The third census since the end of apartheid began on Monday (10 October 2011) and continues to; Census 2011 got underway this week.
The nation-wide headcount will be carried out by 120 000 South Africa fieldworkers and targets 14-million households. The final bill is estimated to be around R2-billion.
A South African census is undertaken every 10 years, in line with international standards.
Residents –citizens or not – are legally obliged to answer the 75 questions in the 14-page form. The questions focus on demographics, migration, health, income, education, employment, fertility, mortality and access to services.
The final data will guide the allocation of state resources and provision of services such as health and education.
First to be counted were the homeless and children born in hospitals from midnight onwards on 10 October.
More difficult to count will be Zimbabwean nationals, many of whom reside illegally in South Africa. The Home Affairs department instituted a four-month Zimbabwe Documentation Process, which ended in December last year, in an attempt to regularise the residence of as many as 1,5-million Zimbabwean migrants. A moratorium – since lifted – was placed on the deportation of illegal Zimbabwean immigrants for the period.
The registration process met with limited success: only 275 000 Zimbabweans applied for residence permits.
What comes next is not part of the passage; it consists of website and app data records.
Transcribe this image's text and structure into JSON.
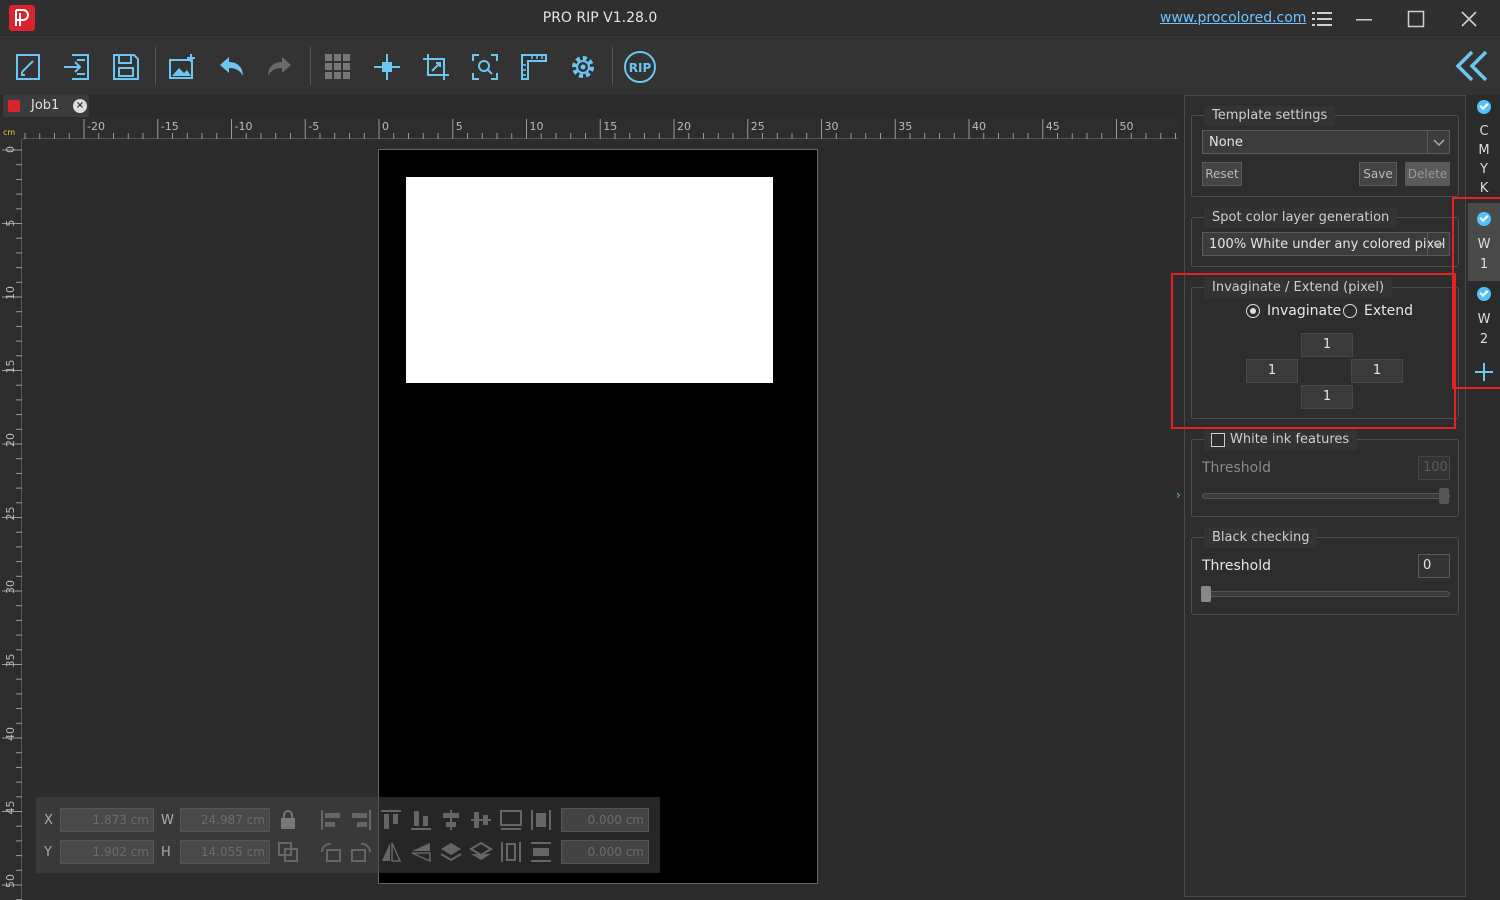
{
  "window": {
    "title": "PRO RIP V1.28.0",
    "website": "www.procolored.com",
    "icons": [
      "menu-icon",
      "minimize-icon",
      "maximize-icon",
      "close-icon"
    ]
  },
  "toolbar": {
    "tools": [
      "new-job-icon",
      "import-icon",
      "save-icon",
      "add-image-icon",
      "undo-icon",
      "redo-icon",
      "grid-icon",
      "center-icon",
      "crop-icon",
      "zoom-fit-icon",
      "ruler-icon",
      "settings-icon",
      "rip-icon"
    ],
    "rip_label": "RIP"
  },
  "tabs": [
    {
      "label": "Job1"
    }
  ],
  "ruler": {
    "unit": "cm",
    "h_labels": [
      "-20",
      "-15",
      "-10",
      "-5",
      "0",
      "5",
      "10",
      "15",
      "20",
      "25",
      "30",
      "35",
      "40",
      "45",
      "50"
    ],
    "v_labels": [
      "0",
      "5",
      "10",
      "15",
      "20",
      "25",
      "30",
      "35",
      "40",
      "45",
      "50"
    ]
  },
  "transform": {
    "x_label": "X",
    "x_value": "1.873 cm",
    "y_label": "Y",
    "y_value": "1.902 cm",
    "w_label": "W",
    "w_value": "24.987 cm",
    "h_label": "H",
    "h_value": "14.055 cm",
    "field1_value": "0.000 cm",
    "field2_value": "0.000 cm"
  },
  "panel": {
    "template": {
      "title": "Template settings",
      "selected": "None",
      "reset": "Reset",
      "save": "Save",
      "delete": "Delete"
    },
    "spot": {
      "title": "Spot color layer generation",
      "selected": "100% White under any colored pixel"
    },
    "invaginate": {
      "title": "Invaginate / Extend (pixel)",
      "option1": "Invaginate",
      "option2": "Extend",
      "selected": "Invaginate",
      "top": "1",
      "left": "1",
      "right": "1",
      "bottom": "1"
    },
    "white_ink": {
      "title": "White ink features",
      "checked": false,
      "threshold_label": "Threshold",
      "threshold_value": "100",
      "threshold_fraction": 1.0
    },
    "black": {
      "title": "Black checking",
      "threshold_label": "Threshold",
      "threshold_value": "0",
      "threshold_fraction": 0.0
    }
  },
  "channels": {
    "cmyk": [
      "C",
      "M",
      "Y",
      "K"
    ],
    "w1": [
      "W",
      "1"
    ],
    "w2": [
      "W",
      "2"
    ],
    "add_icon": "plus-icon"
  },
  "colors": {
    "accent": "#4fc3f7",
    "brand": "#d9232e",
    "highlight": "#e52222"
  }
}
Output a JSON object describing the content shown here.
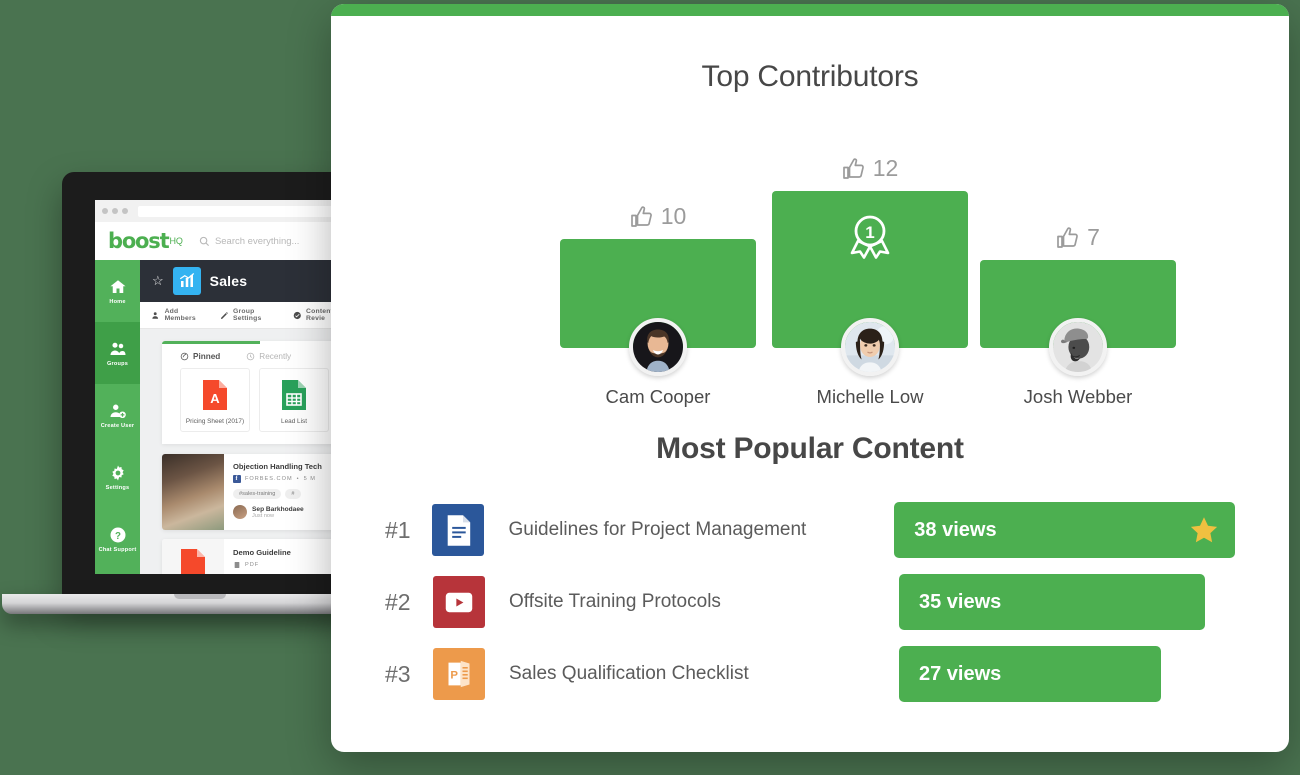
{
  "background_color": "#4a7350",
  "accent_green": "#4CAF50",
  "star_color": "#F0C040",
  "laptop": {
    "browser": {
      "omnibox_value": ""
    },
    "app": {
      "logo": "boost",
      "logo_suffix": "HQ",
      "search_placeholder": "Search everything...",
      "sidebar": [
        {
          "label": "Home",
          "icon": "home-icon",
          "selected": false
        },
        {
          "label": "Groups",
          "icon": "groups-icon",
          "selected": true
        },
        {
          "label": "Create User",
          "icon": "create-user-icon",
          "selected": false
        },
        {
          "label": "Settings",
          "icon": "gear-icon",
          "selected": false
        },
        {
          "label": "Chat Support",
          "icon": "help-icon",
          "selected": false
        }
      ],
      "group": {
        "title": "Sales",
        "actions": [
          {
            "label": "Add Members",
            "icon": "add-members-icon"
          },
          {
            "label": "Group Settings",
            "icon": "pencil-icon"
          },
          {
            "label": "Content Revie",
            "icon": "verified-icon"
          }
        ]
      },
      "panel": {
        "tabs": [
          {
            "label": "Pinned",
            "icon": "pin-icon",
            "active": true
          },
          {
            "label": "Recently",
            "icon": "clock-icon",
            "active": false
          }
        ],
        "files": [
          {
            "name": "Pricing Sheet (2017)",
            "icon": "pdf-icon"
          },
          {
            "name": "Lead List",
            "icon": "spreadsheet-icon"
          }
        ]
      },
      "post": {
        "title": "Objection Handling Tech",
        "source": "FORBES.COM",
        "read_time": "5 M",
        "tags": [
          "#sales-training",
          "#"
        ],
        "author": "Sep Barkhodaee",
        "time": "Just now"
      },
      "post2": {
        "title": "Demo Guideline",
        "meta": "PDF",
        "icon": "pdf-icon"
      }
    }
  },
  "card": {
    "contributors_title": "Top Contributors",
    "contributors": [
      {
        "name": "Cam Cooper",
        "likes": "10",
        "rank": 2,
        "winner": false
      },
      {
        "name": "Michelle Low",
        "likes": "12",
        "rank": 1,
        "winner": true,
        "badge": "1"
      },
      {
        "name": "Josh Webber",
        "likes": "7",
        "rank": 3,
        "winner": false
      }
    ],
    "popular_title": "Most Popular Content",
    "popular": [
      {
        "rank": "#1",
        "name": "Guidelines for Project Management",
        "views": "38 views",
        "icon": "word-document-icon",
        "icon_color": "#2B579A",
        "starred": true
      },
      {
        "rank": "#2",
        "name": "Offsite Training Protocols",
        "views": "35 views",
        "icon": "youtube-video-icon",
        "icon_color": "#B7343A",
        "starred": false
      },
      {
        "rank": "#3",
        "name": "Sales Qualification Checklist",
        "views": "27 views",
        "icon": "powerpoint-icon",
        "icon_color": "#ED9A4B",
        "starred": false
      }
    ]
  },
  "chart_data": {
    "type": "bar",
    "title": "Top Contributors",
    "categories": [
      "Cam Cooper",
      "Michelle Low",
      "Josh Webber"
    ],
    "values": [
      10,
      12,
      7
    ],
    "ylabel": "Likes",
    "charts": [
      {
        "type": "bar",
        "title": "Most Popular Content",
        "categories": [
          "Guidelines for Project Management",
          "Offsite Training Protocols",
          "Sales Qualification Checklist"
        ],
        "values": [
          38,
          35,
          27
        ],
        "xlabel": "views"
      }
    ]
  }
}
This can be partly attributed to distrust, widespread in Zimbabwean expatriate communities, of South African immigration and law enforcement officials.
The estimated million-plus illegal Zimbabwean immigrants are therefore likely to avoid the headcount – despite the legal obligation to answer the questions, and a statutory undertaking that no information can be shared or used for other purpose.